**Task brief**
Retype each entry below exactly. Do not carry any image over.

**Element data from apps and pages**
★ ★ ★ ★ ★

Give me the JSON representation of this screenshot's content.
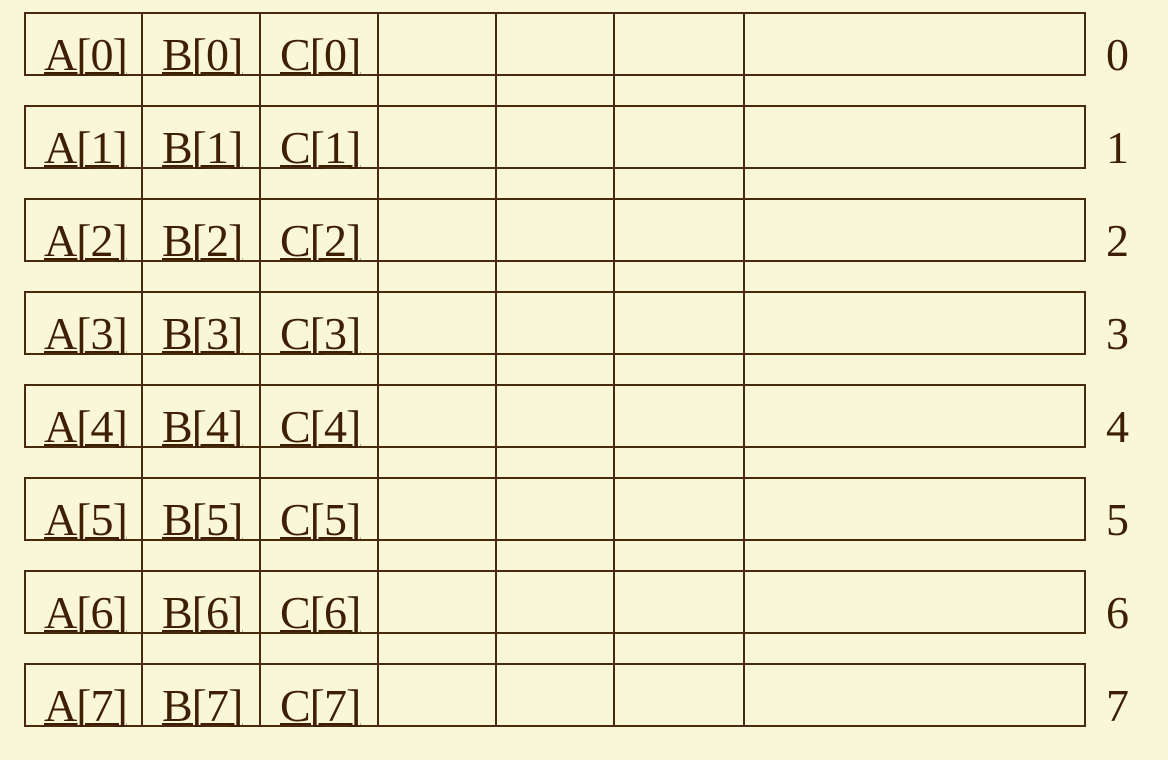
{
  "rows": [
    {
      "index": "0",
      "cells": [
        "A[0]",
        "B[0]",
        "C[0]"
      ]
    },
    {
      "index": "1",
      "cells": [
        "A[1]",
        "B[1]",
        "C[1]"
      ]
    },
    {
      "index": "2",
      "cells": [
        "A[2]",
        "B[2]",
        "C[2]"
      ]
    },
    {
      "index": "3",
      "cells": [
        "A[3]",
        "B[3]",
        "C[3]"
      ]
    },
    {
      "index": "4",
      "cells": [
        "A[4]",
        "B[4]",
        "C[4]"
      ]
    },
    {
      "index": "5",
      "cells": [
        "A[5]",
        "B[5]",
        "C[5]"
      ]
    },
    {
      "index": "6",
      "cells": [
        "A[6]",
        "B[6]",
        "C[6]"
      ]
    },
    {
      "index": "7",
      "cells": [
        "A[7]",
        "B[7]",
        "C[7]"
      ]
    }
  ],
  "colors": {
    "background": "#faf6d8",
    "line": "#4a2a0c",
    "text": "#3e1f04"
  }
}
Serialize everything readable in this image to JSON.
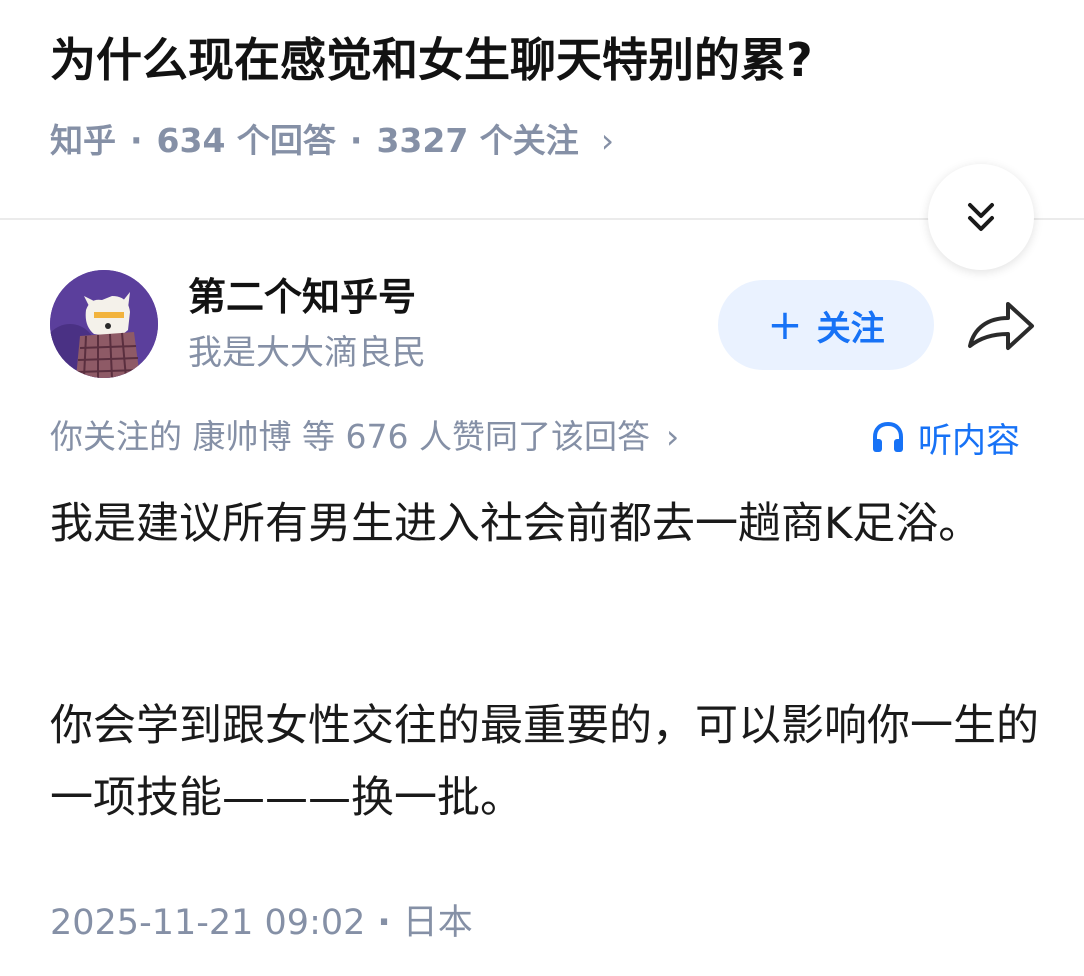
{
  "question": {
    "title": "为什么现在感觉和女生聊天特别的累?",
    "source": "知乎",
    "answers_count": "634 个回答",
    "followers_count": "3327 个关注"
  },
  "author": {
    "name": "第二个知乎号",
    "bio": "我是大大滴良民",
    "follow_label": "关注"
  },
  "answer": {
    "likes_prefix": "你关注的",
    "likes_friend": "康帅博",
    "likes_suffix": "等 676 人赞同了该回答",
    "listen_label": "听内容",
    "paragraphs": [
      "我是建议所有男生进入社会前都去一趟商K足浴。",
      "你会学到跟女性交往的最重要的，可以影响你一生的一项技能———换一批。"
    ],
    "datetime": "2025-11-21 09:02",
    "location": "日本"
  },
  "colors": {
    "accent": "#1772f6",
    "meta": "#8590a6",
    "follow_bg": "#eaf2ff"
  },
  "icons": {
    "collapse": "double-chevron-down-icon",
    "share": "share-arrow-icon",
    "listen": "headphones-icon"
  }
}
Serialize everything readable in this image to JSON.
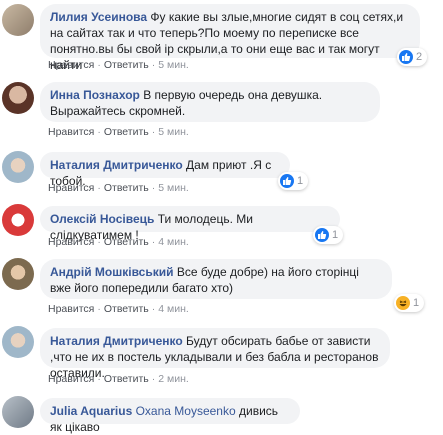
{
  "actions": {
    "like": "Нравится",
    "reply": "Ответить",
    "sep": "·"
  },
  "comments": [
    {
      "author": "Лилия Усеинова",
      "text": "Фу какие вы злые,многие сидят в соц сетях,и на сайтах так и что теперь?По моему по переписке все понятно.вы бы свой ip скрыли,а то они еще вас и так могут найти",
      "time": "5 мин.",
      "reaction": {
        "type": "like",
        "count": "2"
      }
    },
    {
      "author": "Инна Познахор",
      "text": "В первую очередь она девушка. Выражайтесь скромней.",
      "time": "5 мин."
    },
    {
      "author": "Наталия Дмитриченко",
      "text": "Дам приют .Я с тобой.",
      "time": "5 мин.",
      "reaction": {
        "type": "like",
        "count": "1"
      }
    },
    {
      "author": "Олексій Носівець",
      "text": "Ти молодець. Ми слідкуватимем !",
      "time": "4 мин.",
      "reaction": {
        "type": "like",
        "count": "1"
      }
    },
    {
      "author": "Андрій Мошківський",
      "text": "Все буде добре) на його сторінці вже його попередили багато хто)",
      "time": "4 мин.",
      "reaction": {
        "type": "haha",
        "count": "1"
      }
    },
    {
      "author": "Наталия Дмитриченко",
      "text": "Будут обсирать бабье от зависти ,что не их в постель укладывали и без бабла и ресторанов оставили.",
      "time": "2 мин."
    },
    {
      "author": "Julia Aquarius",
      "mention": "Oxana Moyseenko",
      "text": "дивись як цікаво",
      "time": ""
    }
  ],
  "colors": {
    "link": "#385898",
    "bubble": "#f2f3f5",
    "meta": "#90949c",
    "like": "#1877f2",
    "haha": "#f7b125"
  }
}
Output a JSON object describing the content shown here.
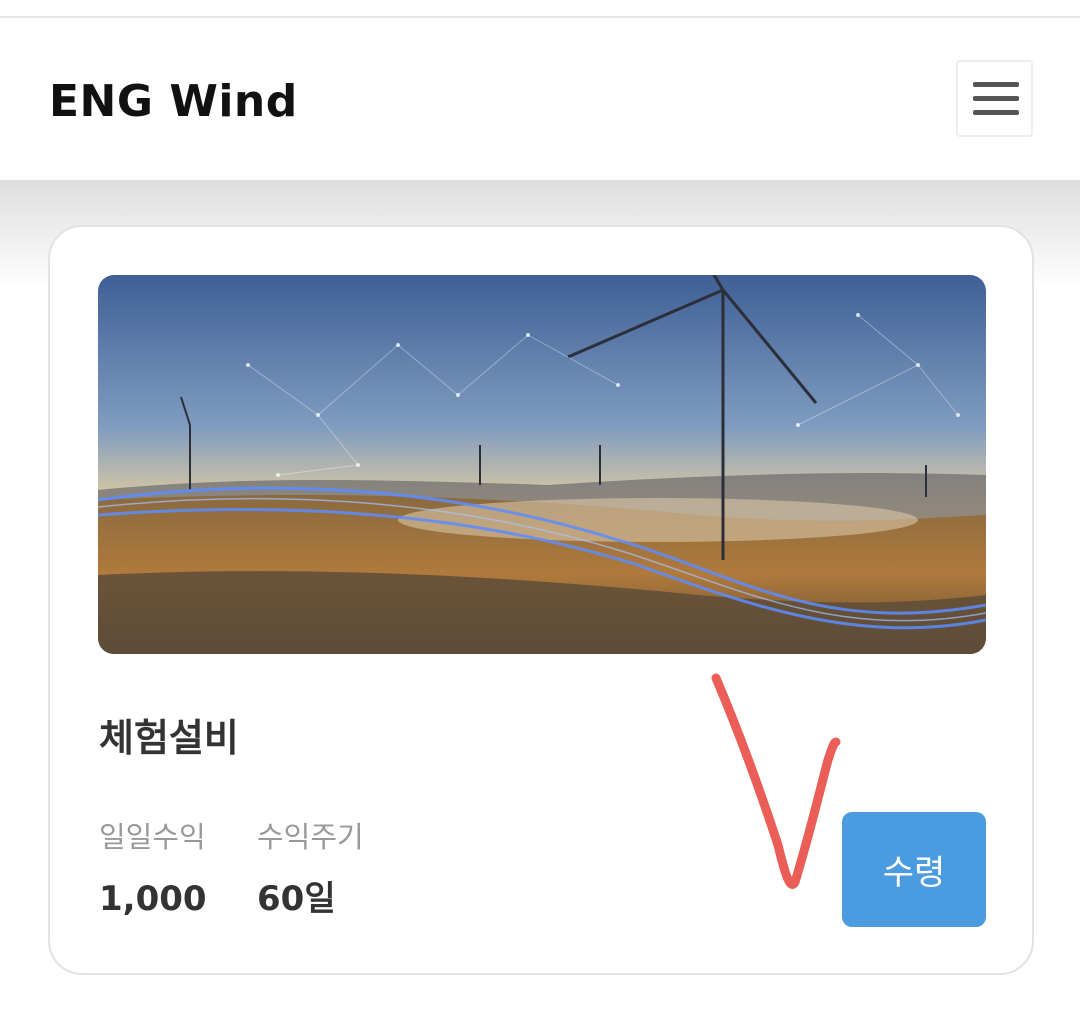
{
  "header": {
    "brand": "ENG Wind",
    "menu_icon": "hamburger-menu-icon"
  },
  "card": {
    "image_alt": "wind turbines landscape",
    "product_name": "체험설비",
    "stats": [
      {
        "label": "일일수익",
        "value": "1,000"
      },
      {
        "label": "수익주기",
        "value": "60일"
      }
    ],
    "claim_label": "수령"
  },
  "colors": {
    "accent": "#4a9be0",
    "annotation_mark": "#e8413a"
  }
}
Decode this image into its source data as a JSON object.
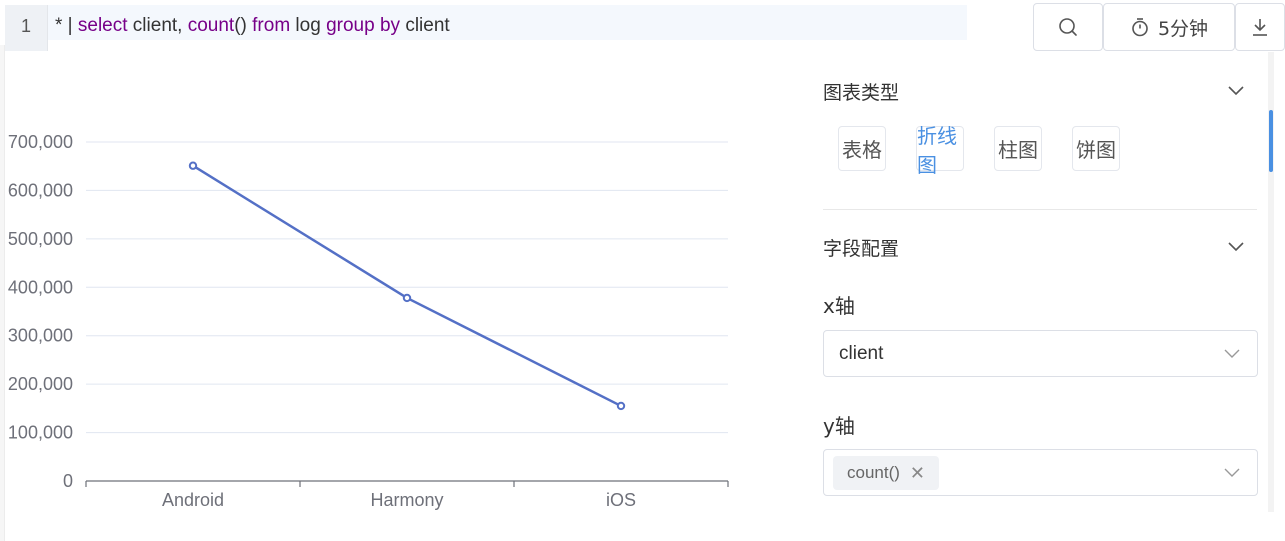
{
  "editor": {
    "line_number": "1",
    "query_parts": [
      {
        "text": "* | ",
        "kind": "plain"
      },
      {
        "text": "select",
        "kind": "kw"
      },
      {
        "text": " client, ",
        "kind": "plain"
      },
      {
        "text": "count",
        "kind": "kw"
      },
      {
        "text": "() ",
        "kind": "plain"
      },
      {
        "text": "from",
        "kind": "kw"
      },
      {
        "text": " log ",
        "kind": "plain"
      },
      {
        "text": "group",
        "kind": "kw"
      },
      {
        "text": " ",
        "kind": "plain"
      },
      {
        "text": "by",
        "kind": "kw"
      },
      {
        "text": " client",
        "kind": "plain"
      }
    ]
  },
  "toolbar": {
    "search_icon": "search-icon",
    "time_icon": "stopwatch-icon",
    "time_label": "5分钟",
    "download_icon": "download-icon"
  },
  "chart_data": {
    "type": "line",
    "categories": [
      "Android",
      "Harmony",
      "iOS"
    ],
    "values": [
      651000,
      378000,
      155000
    ],
    "ylim": [
      0,
      700000
    ],
    "yticks": [
      0,
      100000,
      200000,
      300000,
      400000,
      500000,
      600000,
      700000
    ],
    "ytick_labels": [
      "0",
      "100,000",
      "200,000",
      "300,000",
      "400,000",
      "500,000",
      "600,000",
      "700,000"
    ],
    "grid": true,
    "line_color": "#5470c6"
  },
  "panel": {
    "chart_type_title": "图表类型",
    "chart_types": [
      {
        "label": "表格",
        "active": false
      },
      {
        "label": "折线图",
        "active": true
      },
      {
        "label": "柱图",
        "active": false
      },
      {
        "label": "饼图",
        "active": false
      }
    ],
    "field_config_title": "字段配置",
    "x_axis_label": "x轴",
    "x_axis_value": "client",
    "y_axis_label": "y轴",
    "y_axis_tag": "count()",
    "accent_color": "#4a90e2"
  }
}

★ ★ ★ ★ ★

**Exercise solution**
Give me the JSON representation of this screenshot's content.
{
  "rows": [
    {
      "index": "0",
      "cells": [
        "A[0]",
        "B[0]",
        "C[0]"
      ]
    },
    {
      "index": "1",
      "cells": [
        "A[1]",
        "B[1]",
        "C[1]"
      ]
    },
    {
      "index": "2",
      "cells": [
        "A[2]",
        "B[2]",
        "C[2]"
      ]
    },
    {
      "index": "3",
      "cells": [
        "A[3]",
        "B[3]",
        "C[3]"
      ]
    },
    {
      "index": "4",
      "cells": [
        "A[4]",
        "B[4]",
        "C[4]"
      ]
    },
    {
      "index": "5",
      "cells": [
        "A[5]",
        "B[5]",
        "C[5]"
      ]
    },
    {
      "index": "6",
      "cells": [
        "A[6]",
        "B[6]",
        "C[6]"
      ]
    },
    {
      "index": "7",
      "cells": [
        "A[7]",
        "B[7]",
        "C[7]"
      ]
    }
  ],
  "colors": {
    "background": "#faf6d8",
    "line": "#4a2a0c",
    "text": "#3e1f04"
  }
}
Serialize everything readable in this image to JSON.
{
  "question": {
    "title": "为什么现在感觉和女生聊天特别的累?",
    "source": "知乎",
    "answers_count": "634 个回答",
    "followers_count": "3327 个关注"
  },
  "author": {
    "name": "第二个知乎号",
    "bio": "我是大大滴良民",
    "follow_label": "关注"
  },
  "answer": {
    "likes_prefix": "你关注的",
    "likes_friend": "康帅博",
    "likes_suffix": "等 676 人赞同了该回答",
    "listen_label": "听内容",
    "paragraphs": [
      "我是建议所有男生进入社会前都去一趟商K足浴。",
      "你会学到跟女性交往的最重要的，可以影响你一生的一项技能———换一批。"
    ],
    "datetime": "2025-11-21 09:02",
    "location": "日本"
  },
  "colors": {
    "accent": "#1772f6",
    "meta": "#8590a6",
    "follow_bg": "#eaf2ff"
  },
  "icons": {
    "collapse": "double-chevron-down-icon",
    "share": "share-arrow-icon",
    "listen": "headphones-icon"
  }
}
Serialize everything readable in this image to JSON.
{
  "actions": {
    "like": "Нравится",
    "reply": "Ответить",
    "sep": "·"
  },
  "comments": [
    {
      "author": "Лилия Усеинова",
      "text": "Фу какие вы злые,многие сидят в соц сетях,и на сайтах так и что теперь?По моему по переписке все понятно.вы бы свой ip скрыли,а то они еще вас и так могут найти",
      "time": "5 мин.",
      "reaction": {
        "type": "like",
        "count": "2"
      }
    },
    {
      "author": "Инна Познахор",
      "text": "В первую очередь она девушка. Выражайтесь скромней.",
      "time": "5 мин."
    },
    {
      "author": "Наталия Дмитриченко",
      "text": "Дам приют .Я с тобой.",
      "time": "5 мин.",
      "reaction": {
        "type": "like",
        "count": "1"
      }
    },
    {
      "author": "Олексій Носівець",
      "text": "Ти молодець. Ми слідкуватимем !",
      "time": "4 мин.",
      "reaction": {
        "type": "like",
        "count": "1"
      }
    },
    {
      "author": "Андрій Мошківський",
      "text": "Все буде добре) на його сторінці вже його попередили багато хто)",
      "time": "4 мин.",
      "reaction": {
        "type": "haha",
        "count": "1"
      }
    },
    {
      "author": "Наталия Дмитриченко",
      "text": "Будут обсирать бабье от зависти ,что не их в постель укладывали и без бабла и ресторанов оставили.",
      "time": "2 мин."
    },
    {
      "author": "Julia Aquarius",
      "mention": "Oxana Moyseenko",
      "text": "дивись як цікаво",
      "time": ""
    }
  ],
  "colors": {
    "link": "#385898",
    "bubble": "#f2f3f5",
    "meta": "#90949c",
    "like": "#1877f2",
    "haha": "#f7b125"
  }
}
Output a JSON object describing the content shown here.
{
  "header": {
    "brand": "ENG Wind",
    "menu_icon": "hamburger-menu-icon"
  },
  "card": {
    "image_alt": "wind turbines landscape",
    "product_name": "체험설비",
    "stats": [
      {
        "label": "일일수익",
        "value": "1,000"
      },
      {
        "label": "수익주기",
        "value": "60일"
      }
    ],
    "claim_label": "수령"
  },
  "colors": {
    "accent": "#4a9be0",
    "annotation_mark": "#e8413a"
  }
}
Decode this image into its source data as a JSON object.
{
  "editor": {
    "line_number": "1",
    "query_parts": [
      {
        "text": "* | ",
        "kind": "plain"
      },
      {
        "text": "select",
        "kind": "kw"
      },
      {
        "text": " client, ",
        "kind": "plain"
      },
      {
        "text": "count",
        "kind": "kw"
      },
      {
        "text": "() ",
        "kind": "plain"
      },
      {
        "text": "from",
        "kind": "kw"
      },
      {
        "text": " log ",
        "kind": "plain"
      },
      {
        "text": "group",
        "kind": "kw"
      },
      {
        "text": " ",
        "kind": "plain"
      },
      {
        "text": "by",
        "kind": "kw"
      },
      {
        "text": " client",
        "kind": "plain"
      }
    ]
  },
  "toolbar": {
    "search_icon": "search-icon",
    "time_icon": "stopwatch-icon",
    "time_label": "5分钟",
    "download_icon": "download-icon"
  },
  "chart_data": {
    "type": "line",
    "categories": [
      "Android",
      "Harmony",
      "iOS"
    ],
    "values": [
      651000,
      378000,
      155000
    ],
    "ylim": [
      0,
      700000
    ],
    "yticks": [
      0,
      100000,
      200000,
      300000,
      400000,
      500000,
      600000,
      700000
    ],
    "ytick_labels": [
      "0",
      "100,000",
      "200,000",
      "300,000",
      "400,000",
      "500,000",
      "600,000",
      "700,000"
    ],
    "grid": true,
    "line_color": "#5470c6"
  },
  "panel": {
    "chart_type_title": "图表类型",
    "chart_types": [
      {
        "label": "表格",
        "active": false
      },
      {
        "label": "折线图",
        "active": true
      },
      {
        "label": "柱图",
        "active": false
      },
      {
        "label": "饼图",
        "active": false
      }
    ],
    "field_config_title": "字段配置",
    "x_axis_label": "x轴",
    "x_axis_value": "client",
    "y_axis_label": "y轴",
    "y_axis_tag": "count()",
    "accent_color": "#4a90e2"
  }
}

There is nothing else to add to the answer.